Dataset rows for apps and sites
▼
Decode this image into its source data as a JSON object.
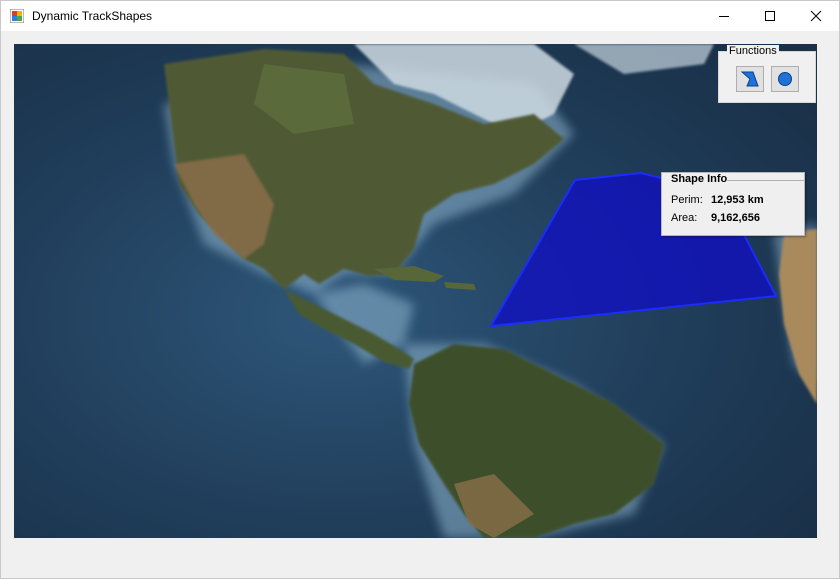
{
  "window": {
    "title": "Dynamic TrackShapes",
    "app_icon": "app-window-icon",
    "controls": [
      "minimize-icon",
      "maximize-icon",
      "close-icon"
    ]
  },
  "map": {
    "description_icon": "world-map",
    "track_shape": {
      "type": "polygon",
      "fill_color": "#1010c0",
      "stroke_color": "#1a2cff"
    }
  },
  "functions": {
    "label": "Functions",
    "buttons": [
      {
        "name": "polygon-tool",
        "icon": "polygon-icon"
      },
      {
        "name": "circle-tool",
        "icon": "circle-icon"
      }
    ],
    "accent": "#1e72d8"
  },
  "shape_info": {
    "title": "Shape Info",
    "perim_label": "Perim:",
    "perim_value": "12,953 km",
    "area_label": "Area:",
    "area_value": "9,162,656"
  }
}
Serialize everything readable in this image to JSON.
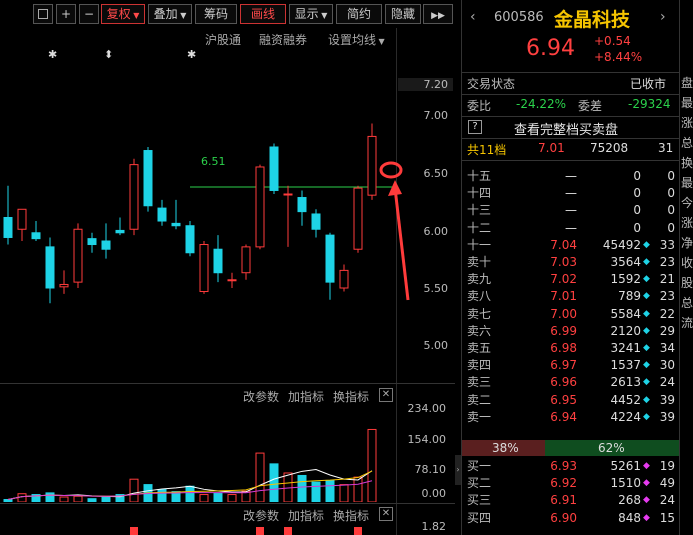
{
  "toolbar": {
    "buttons": [
      {
        "label": "",
        "name": "collapse-button"
      },
      {
        "label": "+",
        "name": "zoom-in-button"
      },
      {
        "label": "−",
        "name": "zoom-out-button"
      },
      {
        "label": "复权",
        "name": "adjust-button"
      },
      {
        "label": "叠加",
        "name": "overlay-button"
      },
      {
        "label": "筹码",
        "name": "chips-button"
      },
      {
        "label": "画线",
        "name": "draw-line-button"
      },
      {
        "label": "显示",
        "name": "display-button"
      },
      {
        "label": "简约",
        "name": "simple-button"
      },
      {
        "label": "隐藏",
        "name": "hide-button"
      }
    ],
    "expand_glyph": "▶▶"
  },
  "links": {
    "hgt": "沪股通",
    "margin": "融资融券",
    "ma_setting": "设置均线"
  },
  "markers": [
    "✱",
    "⬍",
    "✱"
  ],
  "price_axis": [
    "7.20",
    "7.00",
    "6.50",
    "6.00",
    "5.50",
    "5.00"
  ],
  "hline_label": "6.51",
  "vol_panel": {
    "adjust": "改参数",
    "add": "加指标",
    "switch": "换指标",
    "close": "✕",
    "axis": [
      "234.00",
      "154.00",
      "78.10",
      "0.00"
    ]
  },
  "ind_panel": {
    "adjust": "改参数",
    "add": "加指标",
    "switch": "换指标",
    "close": "✕",
    "axis": [
      "1.82"
    ]
  },
  "stock": {
    "code": "600586",
    "name": "金晶科技",
    "price": "6.94",
    "change": "+0.54",
    "pct": "+8.44%",
    "status_label": "交易状态",
    "status_value": "已收市",
    "wb_label": "委比",
    "wb_value": "-24.22%",
    "wc_label": "委差",
    "wc_value": "-29324",
    "q_icon": "?",
    "full_book": "查看完整档买卖盘",
    "levels_label": "共11档",
    "levels_price": "7.01",
    "levels_vol": "75208",
    "levels_count": "31"
  },
  "asks": [
    {
      "label": "十五",
      "price": "—",
      "vol": "0",
      "mark": "",
      "count": "0"
    },
    {
      "label": "十四",
      "price": "—",
      "vol": "0",
      "mark": "",
      "count": "0"
    },
    {
      "label": "十三",
      "price": "—",
      "vol": "0",
      "mark": "",
      "count": "0"
    },
    {
      "label": "十二",
      "price": "—",
      "vol": "0",
      "mark": "",
      "count": "0"
    },
    {
      "label": "十一",
      "price": "7.04",
      "vol": "45492",
      "mark": "◆",
      "count": "33"
    },
    {
      "label": "卖十",
      "price": "7.03",
      "vol": "3564",
      "mark": "◆",
      "count": "23"
    },
    {
      "label": "卖九",
      "price": "7.02",
      "vol": "1592",
      "mark": "◆",
      "count": "21"
    },
    {
      "label": "卖八",
      "price": "7.01",
      "vol": "789",
      "mark": "◆",
      "count": "23"
    },
    {
      "label": "卖七",
      "price": "7.00",
      "vol": "5584",
      "mark": "◆",
      "count": "22"
    },
    {
      "label": "卖六",
      "price": "6.99",
      "vol": "2120",
      "mark": "◆",
      "count": "29"
    },
    {
      "label": "卖五",
      "price": "6.98",
      "vol": "3241",
      "mark": "◆",
      "count": "34"
    },
    {
      "label": "卖四",
      "price": "6.97",
      "vol": "1537",
      "mark": "◆",
      "count": "30"
    },
    {
      "label": "卖三",
      "price": "6.96",
      "vol": "2613",
      "mark": "◆",
      "count": "24"
    },
    {
      "label": "卖二",
      "price": "6.95",
      "vol": "4452",
      "mark": "◆",
      "count": "39"
    },
    {
      "label": "卖一",
      "price": "6.94",
      "vol": "4224",
      "mark": "◆",
      "count": "39"
    }
  ],
  "ratio": {
    "buy": "38%",
    "sell": "62%"
  },
  "bids": [
    {
      "label": "买一",
      "price": "6.93",
      "vol": "5261",
      "mark": "◆",
      "count": "19"
    },
    {
      "label": "买二",
      "price": "6.92",
      "vol": "1510",
      "mark": "◆",
      "count": "49"
    },
    {
      "label": "买三",
      "price": "6.91",
      "vol": "268",
      "mark": "◆",
      "count": "24"
    },
    {
      "label": "买四",
      "price": "6.90",
      "vol": "848",
      "mark": "◆",
      "count": "15"
    }
  ],
  "sidebar_text": [
    "盘",
    "最",
    "涨",
    "总",
    "换",
    "最",
    "今",
    "涨",
    "净",
    "收",
    "股",
    "总",
    "流"
  ],
  "colors": {
    "up": "#ff3b3b",
    "down": "#1ed3e6",
    "bg": "#000000",
    "accent": "#ff4040"
  },
  "chart_data": {
    "type": "candlestick",
    "ylim": [
      4.85,
      7.25
    ],
    "candles": [
      {
        "o": 6.25,
        "h": 6.52,
        "l": 6.02,
        "c": 6.08
      },
      {
        "o": 6.15,
        "h": 6.3,
        "l": 6.05,
        "c": 6.32
      },
      {
        "o": 6.12,
        "h": 6.22,
        "l": 6.05,
        "c": 6.07
      },
      {
        "o": 6.0,
        "h": 6.08,
        "l": 5.52,
        "c": 5.65
      },
      {
        "o": 5.66,
        "h": 5.8,
        "l": 5.6,
        "c": 5.68
      },
      {
        "o": 5.7,
        "h": 6.2,
        "l": 5.65,
        "c": 6.15
      },
      {
        "o": 6.07,
        "h": 6.12,
        "l": 5.95,
        "c": 6.02
      },
      {
        "o": 6.05,
        "h": 6.2,
        "l": 5.9,
        "c": 5.98
      },
      {
        "o": 6.14,
        "h": 6.25,
        "l": 6.1,
        "c": 6.12
      },
      {
        "o": 6.15,
        "h": 6.75,
        "l": 6.1,
        "c": 6.7
      },
      {
        "o": 6.82,
        "h": 6.85,
        "l": 6.3,
        "c": 6.35
      },
      {
        "o": 6.33,
        "h": 6.4,
        "l": 6.18,
        "c": 6.22
      },
      {
        "o": 6.2,
        "h": 6.4,
        "l": 6.15,
        "c": 6.18
      },
      {
        "o": 6.18,
        "h": 6.22,
        "l": 5.92,
        "c": 5.95
      },
      {
        "o": 5.62,
        "h": 6.05,
        "l": 5.6,
        "c": 6.02
      },
      {
        "o": 5.98,
        "h": 6.1,
        "l": 5.7,
        "c": 5.78
      },
      {
        "o": 5.72,
        "h": 5.78,
        "l": 5.65,
        "c": 5.72
      },
      {
        "o": 5.78,
        "h": 6.02,
        "l": 5.72,
        "c": 6.0
      },
      {
        "o": 6.0,
        "h": 6.7,
        "l": 5.98,
        "c": 6.68
      },
      {
        "o": 6.85,
        "h": 6.88,
        "l": 6.45,
        "c": 6.48
      },
      {
        "o": 6.45,
        "h": 6.52,
        "l": 6.0,
        "c": 6.45
      },
      {
        "o": 6.42,
        "h": 6.48,
        "l": 6.18,
        "c": 6.3
      },
      {
        "o": 6.28,
        "h": 6.32,
        "l": 6.08,
        "c": 6.15
      },
      {
        "o": 6.1,
        "h": 6.12,
        "l": 5.55,
        "c": 5.7
      },
      {
        "o": 5.65,
        "h": 5.85,
        "l": 5.62,
        "c": 5.8
      },
      {
        "o": 5.98,
        "h": 6.52,
        "l": 5.95,
        "c": 6.5
      },
      {
        "o": 6.44,
        "h": 7.05,
        "l": 6.4,
        "c": 6.94
      }
    ],
    "volume": [
      6,
      20,
      18,
      22,
      12,
      14,
      8,
      12,
      18,
      55,
      42,
      30,
      25,
      38,
      18,
      22,
      18,
      26,
      118,
      92,
      70,
      64,
      48,
      52,
      42,
      60,
      175
    ],
    "vol_ylim": [
      0,
      234
    ],
    "hline": 6.51
  }
}
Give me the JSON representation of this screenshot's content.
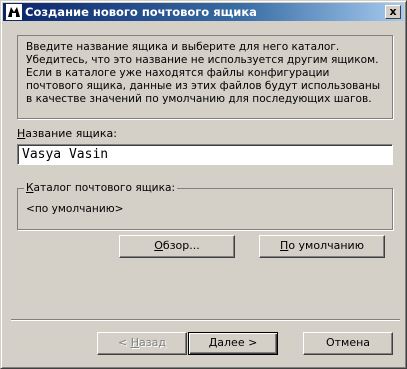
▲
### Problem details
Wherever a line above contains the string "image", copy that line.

### Output for this exercise
Decode this image into its source data as a JSON object.
Serialize everything readable in this image to JSON.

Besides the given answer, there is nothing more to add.